LIBREVILLE-Leaders of the coup in Gabon on Thursday named a general transitional president after seizing power following disputed elections in which President Ali Bongo Ondimba, whose family has ruled for 55 years, was declared the winner. The claimed takeover sparked condemnation from the African Union and alarm from Nigeria over “contagious autocracy” in a continent where military forces have seized power in five other countries since 2020. Bongo, 64, who took over from his father Omar in 2009, was placed under house arrest and one of his sons was arrested for treason, the coup leaders said.

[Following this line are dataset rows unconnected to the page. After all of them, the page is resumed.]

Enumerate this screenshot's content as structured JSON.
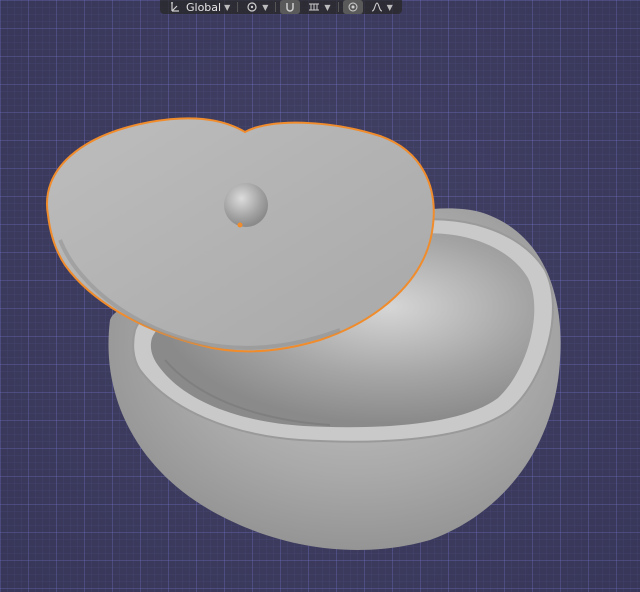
{
  "header": {
    "orientation_icon": "transform-orientation-icon",
    "orientation_label": "Global",
    "pivot_icon": "pivot-point-icon",
    "snap_icon": "snap-magnet-icon",
    "snap_target_icon": "snap-increment-icon",
    "proportional_icon": "proportional-editing-icon",
    "falloff_icon": "falloff-curve-icon"
  },
  "scene": {
    "objects": [
      "bowl",
      "lid",
      "lid-knob"
    ],
    "selected": "lid",
    "selection_color": "#f08c2c",
    "background_color": "#3c3b60",
    "model_color": "#b5b5b5"
  }
}
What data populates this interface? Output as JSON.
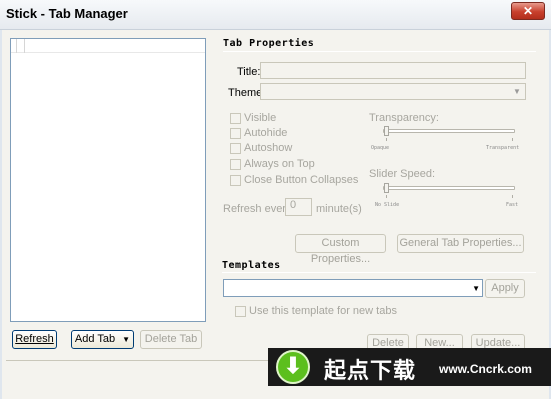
{
  "window": {
    "title": "Stick - Tab Manager",
    "close_glyph": "✕"
  },
  "left_panel": {
    "refresh_label": "Refresh",
    "add_tab_label": "Add Tab",
    "add_tab_arrow": "▼",
    "delete_tab_label": "Delete Tab"
  },
  "tab_properties": {
    "heading": "Tab Properties",
    "title_label": "Title:",
    "title_value": "",
    "theme_label": "Theme:",
    "theme_value": "",
    "checkboxes": [
      {
        "label": "Visible",
        "checked": false
      },
      {
        "label": "Autohide",
        "checked": false
      },
      {
        "label": "Autoshow",
        "checked": false
      },
      {
        "label": "Always on Top",
        "checked": false
      },
      {
        "label": "Close Button Collapses",
        "checked": false
      }
    ],
    "transparency_label": "Transparency:",
    "transparency_min": "Opaque",
    "transparency_max": "Transparent",
    "transparency_value": 0,
    "slider_speed_label": "Slider Speed:",
    "speed_min": "No Slide",
    "speed_max": "Fast",
    "speed_value": 0,
    "refresh_every_label": "Refresh every",
    "refresh_every_value": "0",
    "minutes_label": "minute(s)",
    "custom_properties_label": "Custom Properties...",
    "general_tab_properties_label": "General Tab Properties..."
  },
  "templates": {
    "heading": "Templates",
    "selected": "",
    "apply_label": "Apply",
    "use_template_label": "Use this template for new tabs",
    "delete_label": "Delete",
    "new_label": "New...",
    "update_label": "Update..."
  },
  "watermark": {
    "text": "起点下载",
    "url": "www.Cncrk.com",
    "icon": "download-arrow-icon",
    "colors": {
      "icon_green": "#5cbf1e",
      "background": "#1a1a1a"
    }
  },
  "colors": {
    "dialog_bg": "#f4f3ee",
    "disabled_text": "#a7a69f",
    "close_red": "#c8402d"
  }
}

TV images showed the head of the Republican Guard, General Brice Oligui Nguema, being carried triumphantly by hundreds of soldiers, to cries of “Oligui president”. The coup leaders later named Oligui Nguema “transitional president”, according to a TV statement. The coup began with a pre-dawn address in which a group of officers declared that “all the institutions of the republic” had been dissolved, the election results cancelled and the borders closed. “The country is going through a serious institutional, political, economic and social crisis,” according to a statement read on state TV. It was read by an officer flanked by a dozen army colonels, members of the elite Republican Guard, regular soldiers and others. The elections “did not meet the conditions for a transparent, credible and inclusive ballot so much hoped for by the people of Gabon”, the statement said. “Added to this is irresponsible and unpredictable governance, resulting in a continuing deterioration in social cohesion, with the risk of leading the country in chaos.